The Confined Arts include Pastor Isaac Scott, Lisette Cruz, Kenneth Reams, Ivan Calaff, Shawanna Vaughn
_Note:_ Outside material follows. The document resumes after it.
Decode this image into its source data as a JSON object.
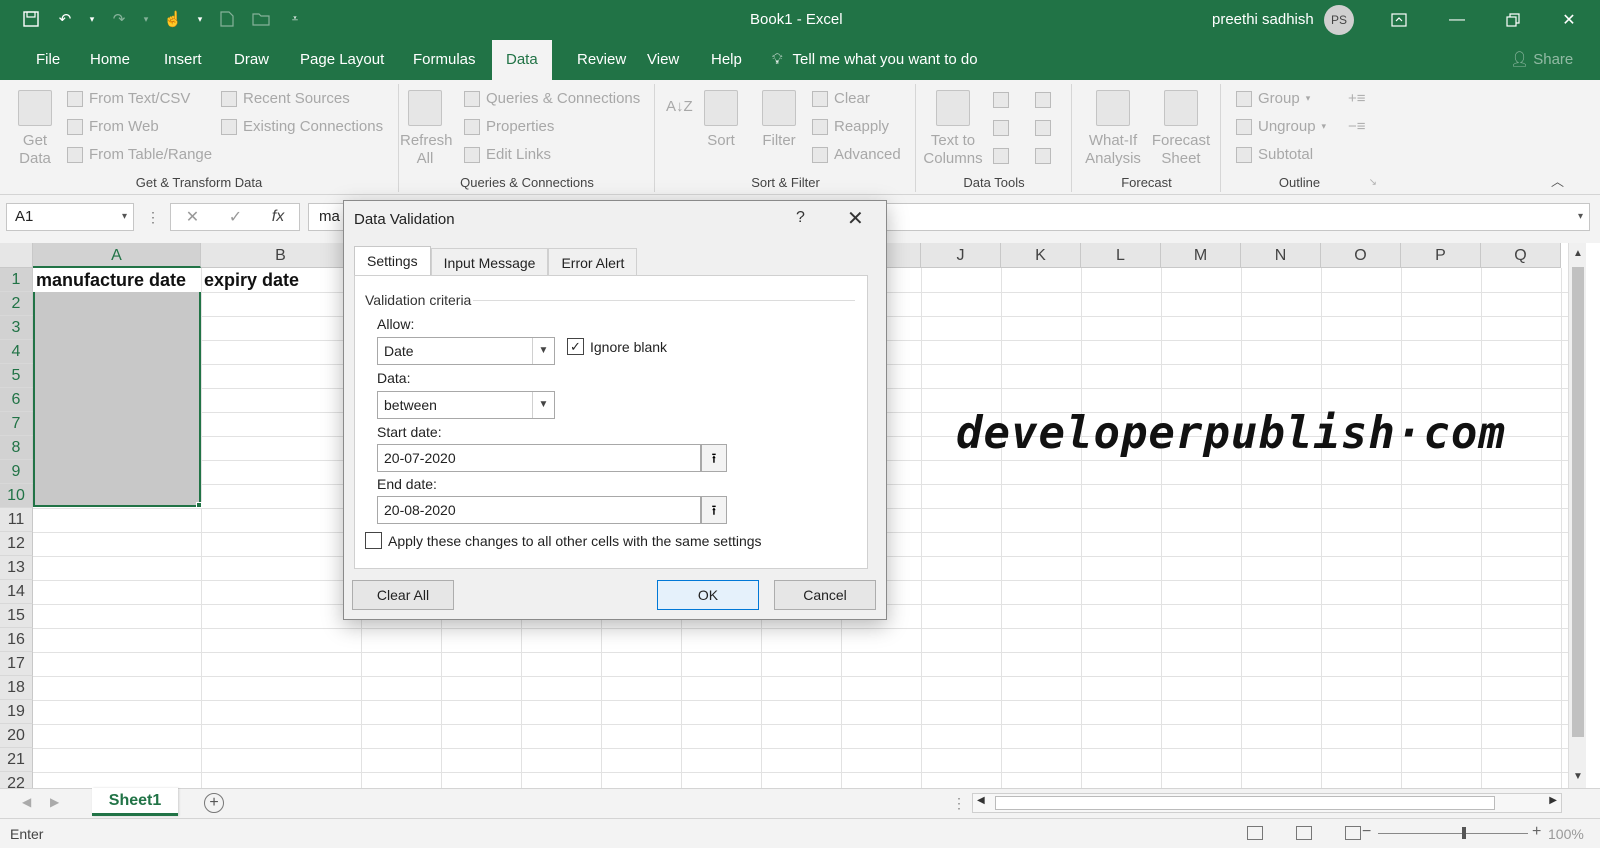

Mo Beasley, Author, Educator and Performance Artist (6:00-6:30 PM) - Mo Beasley is an award-winning performance artist, playwright, and published author. Accomplished in the fields of race, culture, art, masculinity, and youth development, Mo Beasley is also a counselor and consultant, working with colleges, universities, and non-profits for more than 20 years. As an actor and poet, Mo has performed consistently at some of the most prestigious stages across the country. As a producer and playwright, his plays have been produced at various cutting-edge festivals. Mo has been interviewed by Rev. Al Sharpton and Chuck D, has appeared on Fox5 News, NY1 News, The Hallmark Channel, WBLS Radio, NPR Radio, and many other outlets. The New York Daily News selected him as one of "50 Unsung New York Heroes." Born in Boston, currently based in Brooklyn, Mo holds a Bachelor of Fine Arts in Theatre Arts/Acting from Howard University. When he is not performing, the proud father of three daughters serves as a Youth Development Director Brooklyn Community Services and a teaching artist at BAM [Brooklyn Academy of Music].
Maritri Garrett (6:30-7:00 PM) is a classically trained multi-instrumentalist, vocalist and composer. She is part of the Soulfolk Experience. Her music is available on iTunes and SoundCloud. Facebook.com/maritrimusic